Seems like we at OSSI ought to be working with you a little more closely to make sure that we get OSS advertised and out there in front of people.
Craig LeHoullier 1:24:35
Yeah, I know Victory is very disciplined about that. What will be, what would be really a good thing to do is to do a Google search of each named variety, see who’s selling them and do that double check to see if the, the, the OSSI moniker has followed the tomato over there. That’s a great, great thing to do.
Jack Kloppenburg 1:24:54
How would you feel if Seminis picks them up? I mean, if we had… I might feel okay about it if they were putting the OSSI logo on it.
Craig LeHoullier 1:25:05
You know, well, this, our project is to get seeds out for gardeners, and I don’t want to control the vector by which they get out there. Where I would be upset if somebody grabbed something and slaps a patent on it and says, “You can’t save seeds from it, or you can’t use it to breed with.” That’s the line that would cross… Other than that, I mean, there’s all kinds of seed companies and each one of us who garden have different opinions about each seed company based on past experience, or we’ve heard about them. But everybody’s trying to do the same thing. They’re trying to get people to grow good food, they’re,they’re trying to get gardeners and farmers what they need to succeed. So you know, I’m just supportive of the cause of gardening. I’m trying to grow gardeners. That’s all I’m trying to do.
Jack Kloppenburg 1:25:57

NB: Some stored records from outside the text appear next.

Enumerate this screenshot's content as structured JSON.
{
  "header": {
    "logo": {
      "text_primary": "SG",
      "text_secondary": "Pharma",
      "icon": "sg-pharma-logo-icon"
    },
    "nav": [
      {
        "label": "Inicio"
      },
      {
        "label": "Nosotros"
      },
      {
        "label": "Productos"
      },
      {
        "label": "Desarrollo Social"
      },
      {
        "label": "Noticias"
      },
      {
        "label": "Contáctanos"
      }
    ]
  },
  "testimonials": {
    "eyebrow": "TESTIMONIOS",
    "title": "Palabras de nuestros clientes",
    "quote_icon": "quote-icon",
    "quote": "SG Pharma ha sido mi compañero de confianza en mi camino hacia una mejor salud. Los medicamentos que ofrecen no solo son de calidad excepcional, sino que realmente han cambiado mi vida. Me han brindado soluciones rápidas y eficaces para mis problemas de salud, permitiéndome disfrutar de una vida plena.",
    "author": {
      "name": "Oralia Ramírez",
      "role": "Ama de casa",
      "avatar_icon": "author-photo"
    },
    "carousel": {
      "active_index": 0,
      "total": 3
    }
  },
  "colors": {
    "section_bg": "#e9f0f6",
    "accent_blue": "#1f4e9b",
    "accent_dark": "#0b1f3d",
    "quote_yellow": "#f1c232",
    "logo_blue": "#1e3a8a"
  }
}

Have you seen IPR’s being taken out on any derivatives, any – nothing?
Craig LeHoullier 1:26:02
Not yet. Not yet. But I’m also not looking for it. Sorry about that. I’m also not looking for it. Because, as all of you know, who are involved with projects or anything like this, you have to pick your battles. And you know, even the dwarf project for me was a bit of a stretch, because it was always heirlooms, and stories and flavors and colors. And I didn’t think I’d end up playing with plant breeding. I mean, this is, this is the magic of Patrina and I meeting each other and something happening that neither one of us would have foreseen. I mean, a friendship grew out of it, a project grew out of it. And, and that’s why I better get the damn book written, because the story about this really, I think, needs to be in print. And so some some of you guys have to shackle me down or do something to make me write the bloody book so it’s out there. But like I told my wife, only Patrina and I can tell this story. It’s not like I worry that the story is going to be stolen. It just needs to be told. So bad me. Got to write the book. (Laughs) Great questions, Jack. Thank you.
Rachel Hultengren 1:27:08
I see that we’re at time. So I would like to, to let folks know that Craig and Patrina actually have another half an hour to spend if anybody would like to stay on the call and ask more questions or chat. But that for everyone else who needs to leave, I want to say thank you so much for joining us. We appreciate you sharing your time, and we’d love to hear from you how you think the webinar went. So if you have any feedback that you’d like to share, you can reach out to the Open Source Seed Initiative at email@example.com. And I’d like to let you know that the second webinar in this series featuring Dr. Michael Mazourek and Edmund Frost will be taking place on May 11 at the same time as this webinar, so 7pm Eastern Time. And they will be presenting on ‘Combining Cucurbits for Downy Mildew Resistance and More.’ So I will stop the recording now and thank everyone for joining.